▶ _The task_: For the records that follow, work out how many lines include "this" and give only that count.

_____

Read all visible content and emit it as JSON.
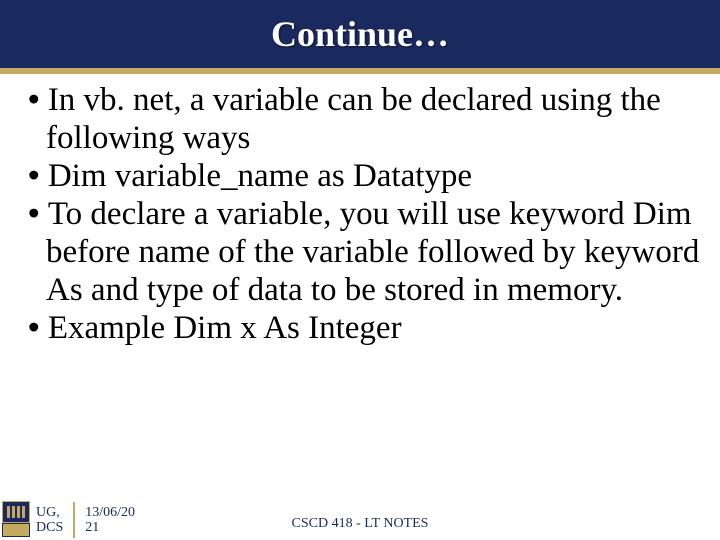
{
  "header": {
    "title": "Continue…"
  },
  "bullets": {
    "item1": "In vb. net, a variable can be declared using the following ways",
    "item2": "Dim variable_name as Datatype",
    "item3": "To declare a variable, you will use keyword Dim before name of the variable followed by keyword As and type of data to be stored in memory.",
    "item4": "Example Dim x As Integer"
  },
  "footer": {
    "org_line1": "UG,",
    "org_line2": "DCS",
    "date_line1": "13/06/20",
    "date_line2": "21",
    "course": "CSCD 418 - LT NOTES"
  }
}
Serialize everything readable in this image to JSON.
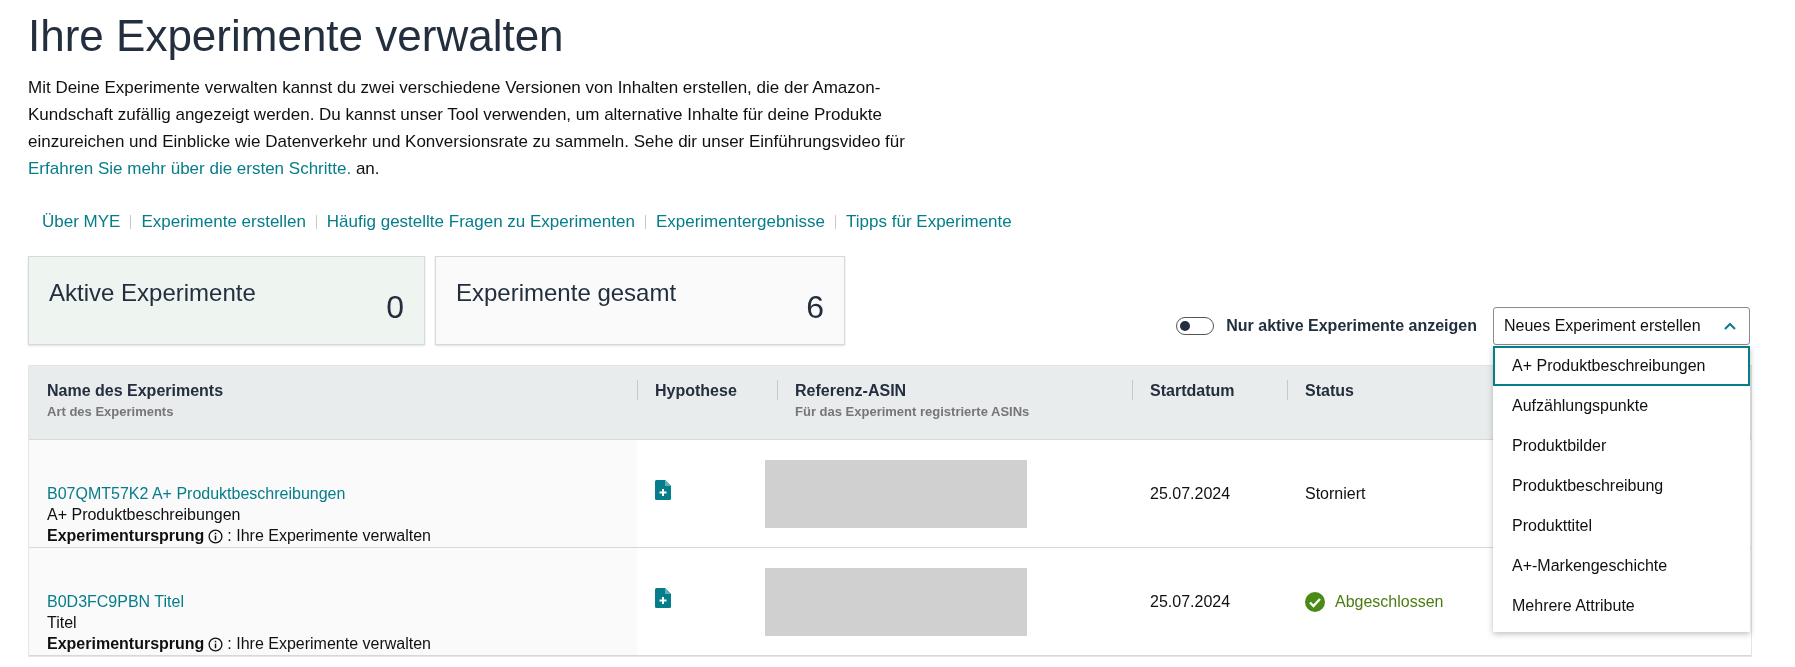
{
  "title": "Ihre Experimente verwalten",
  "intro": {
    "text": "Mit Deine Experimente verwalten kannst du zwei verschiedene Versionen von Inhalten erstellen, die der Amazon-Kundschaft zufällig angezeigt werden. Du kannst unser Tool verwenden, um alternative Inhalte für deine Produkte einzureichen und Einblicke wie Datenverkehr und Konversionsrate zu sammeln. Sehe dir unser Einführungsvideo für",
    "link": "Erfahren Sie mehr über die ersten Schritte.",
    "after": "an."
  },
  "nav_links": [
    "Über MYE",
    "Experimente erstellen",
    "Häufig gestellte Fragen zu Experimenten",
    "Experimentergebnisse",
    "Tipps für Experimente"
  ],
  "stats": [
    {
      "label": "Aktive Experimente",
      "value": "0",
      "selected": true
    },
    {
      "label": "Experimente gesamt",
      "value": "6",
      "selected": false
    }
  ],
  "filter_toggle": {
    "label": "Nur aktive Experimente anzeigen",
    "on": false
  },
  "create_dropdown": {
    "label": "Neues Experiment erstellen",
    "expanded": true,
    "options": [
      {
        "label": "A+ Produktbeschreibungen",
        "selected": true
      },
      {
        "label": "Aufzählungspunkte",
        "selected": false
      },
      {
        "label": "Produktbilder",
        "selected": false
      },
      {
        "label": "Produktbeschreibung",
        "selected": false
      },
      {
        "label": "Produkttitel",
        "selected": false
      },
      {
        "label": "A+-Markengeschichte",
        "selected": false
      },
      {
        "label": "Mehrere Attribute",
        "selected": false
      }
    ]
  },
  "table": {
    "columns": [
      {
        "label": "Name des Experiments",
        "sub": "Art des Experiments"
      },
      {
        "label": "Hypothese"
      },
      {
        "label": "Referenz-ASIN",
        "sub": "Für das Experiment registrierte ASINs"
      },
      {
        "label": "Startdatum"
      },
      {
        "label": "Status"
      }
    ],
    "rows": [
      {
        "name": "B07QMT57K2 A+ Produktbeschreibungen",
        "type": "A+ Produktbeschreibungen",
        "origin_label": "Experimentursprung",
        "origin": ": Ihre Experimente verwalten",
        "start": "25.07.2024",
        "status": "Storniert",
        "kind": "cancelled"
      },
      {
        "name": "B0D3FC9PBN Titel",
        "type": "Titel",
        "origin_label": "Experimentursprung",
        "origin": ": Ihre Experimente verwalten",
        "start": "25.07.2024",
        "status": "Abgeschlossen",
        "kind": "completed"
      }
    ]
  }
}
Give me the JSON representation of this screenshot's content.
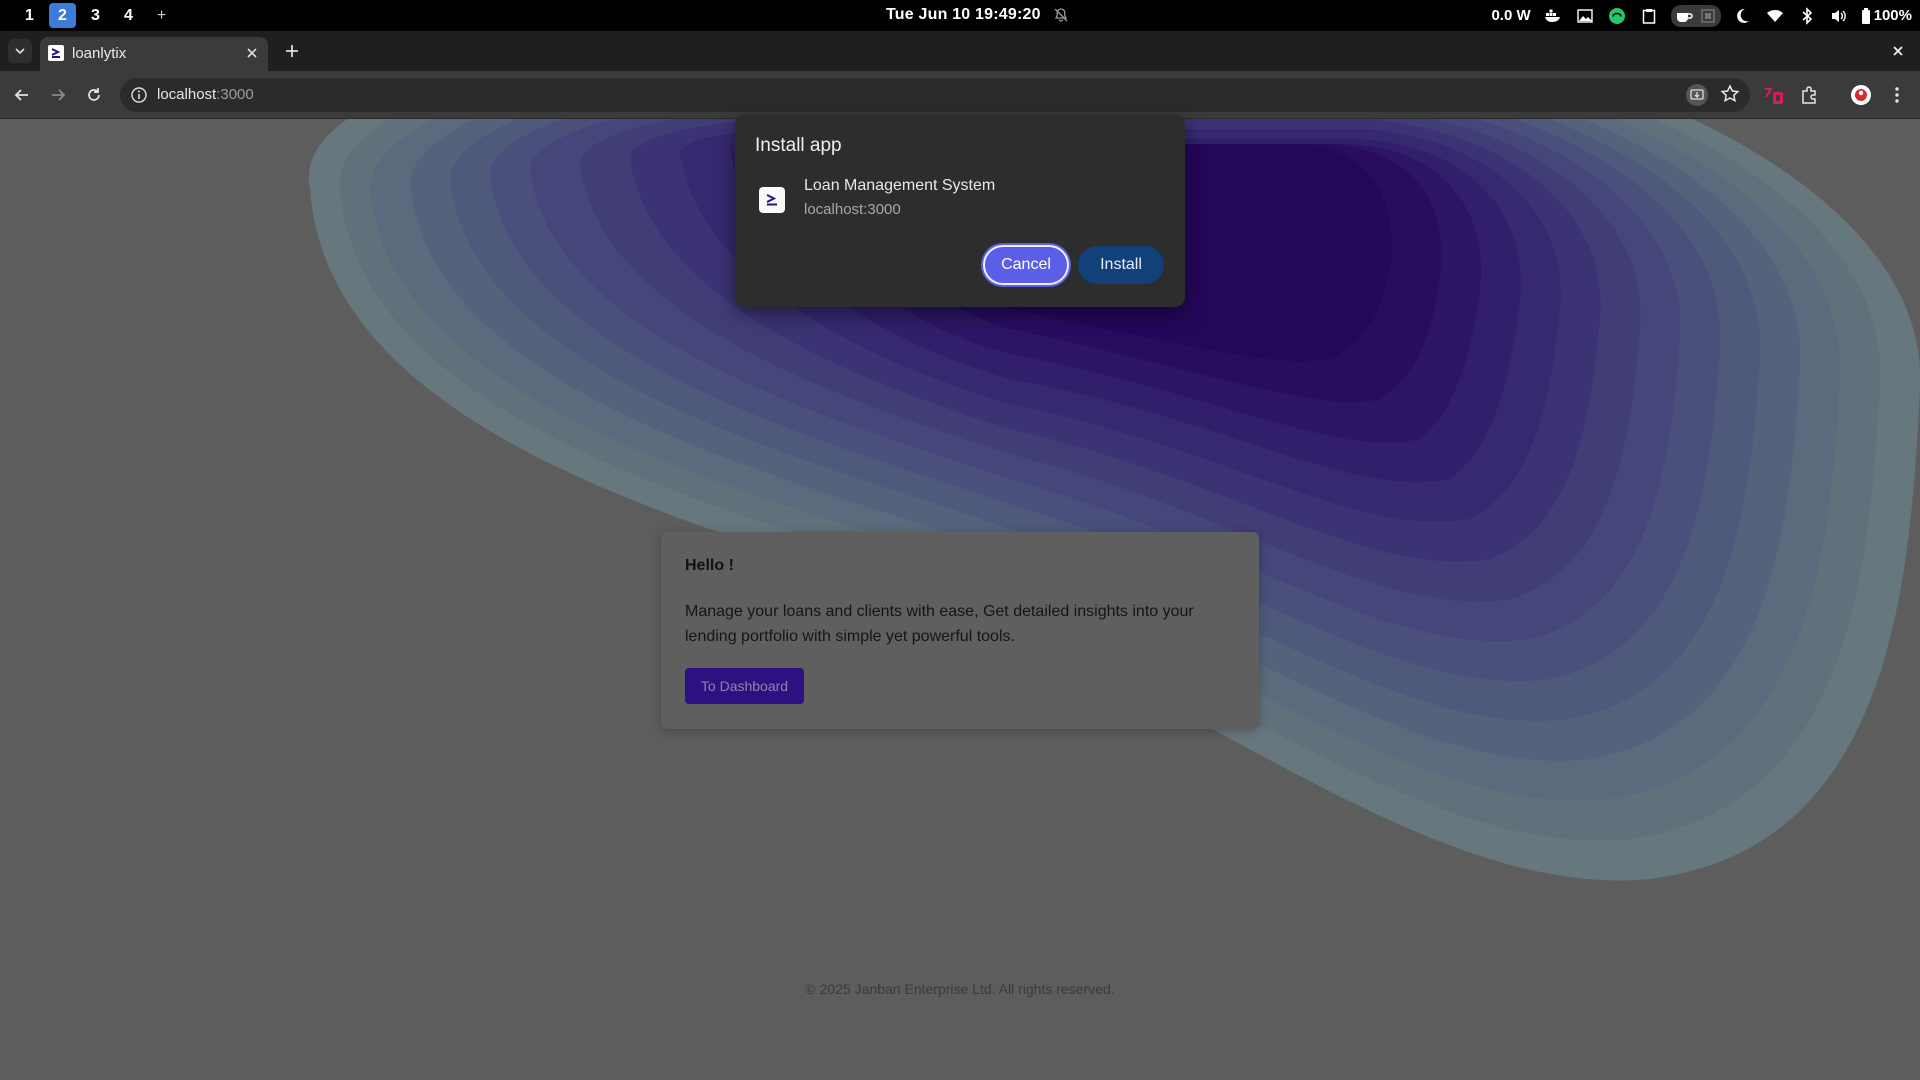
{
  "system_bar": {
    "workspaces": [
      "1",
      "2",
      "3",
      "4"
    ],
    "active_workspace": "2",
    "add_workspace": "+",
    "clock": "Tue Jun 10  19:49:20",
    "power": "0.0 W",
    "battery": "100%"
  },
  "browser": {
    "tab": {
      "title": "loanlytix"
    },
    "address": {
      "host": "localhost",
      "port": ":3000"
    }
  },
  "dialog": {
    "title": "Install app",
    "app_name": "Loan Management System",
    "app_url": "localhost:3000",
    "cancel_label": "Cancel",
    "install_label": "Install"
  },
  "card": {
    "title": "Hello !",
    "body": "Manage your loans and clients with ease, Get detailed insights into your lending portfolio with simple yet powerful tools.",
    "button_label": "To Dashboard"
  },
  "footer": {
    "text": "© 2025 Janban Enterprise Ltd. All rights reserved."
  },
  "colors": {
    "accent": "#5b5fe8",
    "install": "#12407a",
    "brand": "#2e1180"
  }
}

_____

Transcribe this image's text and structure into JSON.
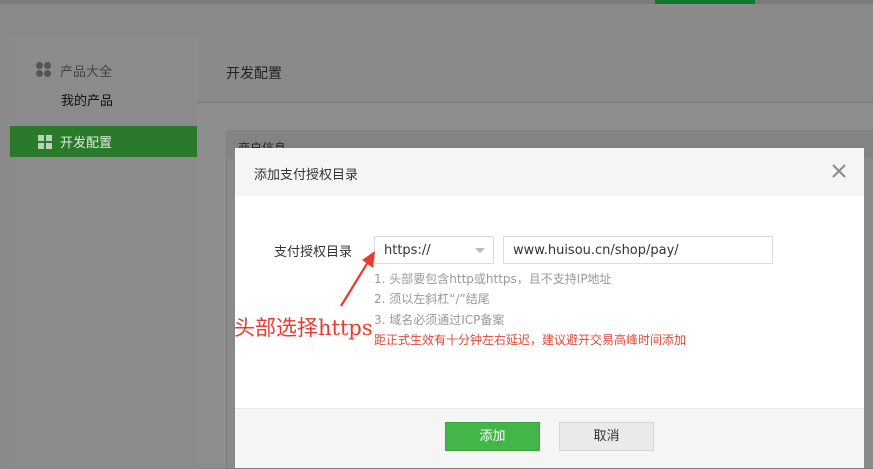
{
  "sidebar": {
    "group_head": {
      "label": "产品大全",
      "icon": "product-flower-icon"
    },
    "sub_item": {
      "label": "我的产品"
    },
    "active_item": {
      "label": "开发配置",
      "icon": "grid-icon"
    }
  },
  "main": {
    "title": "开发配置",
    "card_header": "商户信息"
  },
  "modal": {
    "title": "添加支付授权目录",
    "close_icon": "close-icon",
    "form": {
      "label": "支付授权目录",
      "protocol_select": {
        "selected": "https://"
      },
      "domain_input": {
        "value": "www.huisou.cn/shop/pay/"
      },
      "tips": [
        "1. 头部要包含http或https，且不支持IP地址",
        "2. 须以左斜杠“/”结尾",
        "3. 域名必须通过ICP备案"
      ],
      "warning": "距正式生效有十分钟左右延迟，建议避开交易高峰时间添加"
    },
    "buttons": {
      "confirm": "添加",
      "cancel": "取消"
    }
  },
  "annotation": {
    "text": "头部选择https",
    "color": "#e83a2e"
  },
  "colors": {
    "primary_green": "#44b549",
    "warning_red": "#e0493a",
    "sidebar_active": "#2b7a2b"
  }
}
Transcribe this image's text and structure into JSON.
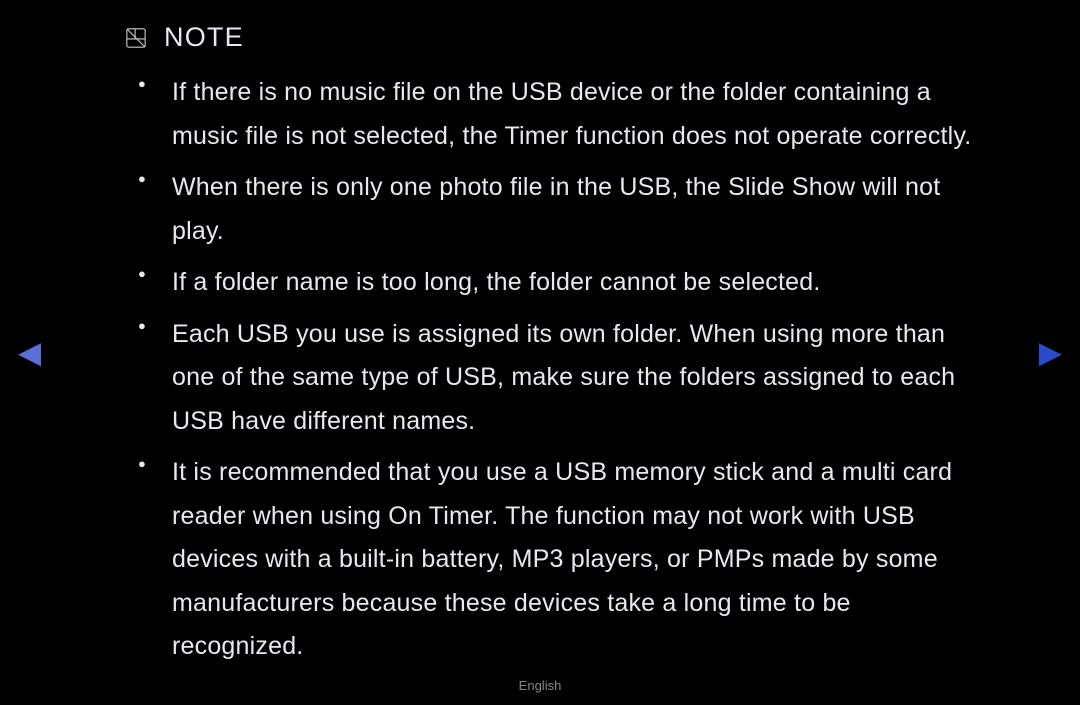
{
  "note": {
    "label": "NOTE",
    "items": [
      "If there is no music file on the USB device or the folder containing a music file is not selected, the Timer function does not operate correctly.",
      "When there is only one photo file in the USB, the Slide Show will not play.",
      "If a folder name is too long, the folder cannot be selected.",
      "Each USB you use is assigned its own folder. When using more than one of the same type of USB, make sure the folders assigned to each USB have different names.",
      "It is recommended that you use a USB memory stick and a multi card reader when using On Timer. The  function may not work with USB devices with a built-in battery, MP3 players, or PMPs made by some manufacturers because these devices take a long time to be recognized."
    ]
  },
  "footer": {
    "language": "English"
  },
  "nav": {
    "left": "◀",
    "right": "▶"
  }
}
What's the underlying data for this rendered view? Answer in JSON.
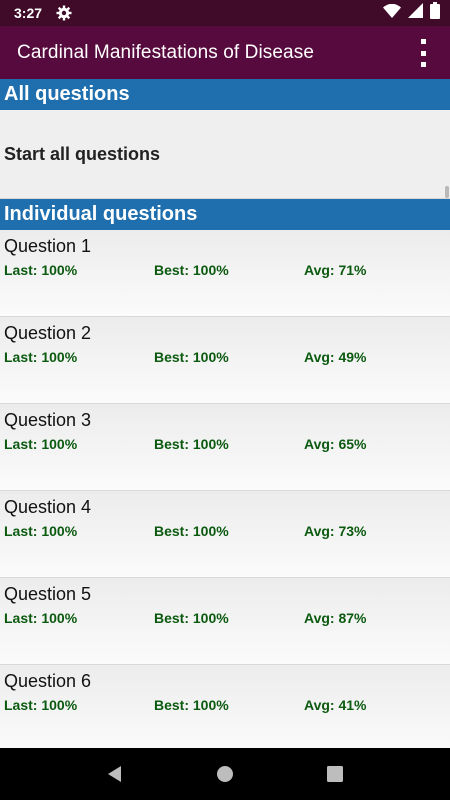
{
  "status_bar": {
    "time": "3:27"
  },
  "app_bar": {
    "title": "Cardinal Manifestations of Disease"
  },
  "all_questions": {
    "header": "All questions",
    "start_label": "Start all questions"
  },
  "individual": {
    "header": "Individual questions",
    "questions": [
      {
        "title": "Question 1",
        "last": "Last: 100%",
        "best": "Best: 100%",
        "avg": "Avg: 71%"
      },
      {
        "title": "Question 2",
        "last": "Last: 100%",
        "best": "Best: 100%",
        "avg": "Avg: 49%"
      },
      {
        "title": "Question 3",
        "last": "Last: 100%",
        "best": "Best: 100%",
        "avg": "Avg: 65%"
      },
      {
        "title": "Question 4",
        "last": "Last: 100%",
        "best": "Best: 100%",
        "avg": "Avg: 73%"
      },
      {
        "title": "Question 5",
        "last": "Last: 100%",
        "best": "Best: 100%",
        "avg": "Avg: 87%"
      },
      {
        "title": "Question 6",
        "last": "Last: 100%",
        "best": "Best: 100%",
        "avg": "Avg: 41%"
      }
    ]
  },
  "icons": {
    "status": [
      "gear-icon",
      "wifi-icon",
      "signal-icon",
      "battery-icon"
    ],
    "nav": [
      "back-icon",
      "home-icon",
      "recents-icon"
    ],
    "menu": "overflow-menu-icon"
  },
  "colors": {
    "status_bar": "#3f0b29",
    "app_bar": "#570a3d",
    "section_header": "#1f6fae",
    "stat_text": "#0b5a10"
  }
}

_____

▶ _Written reply_: 5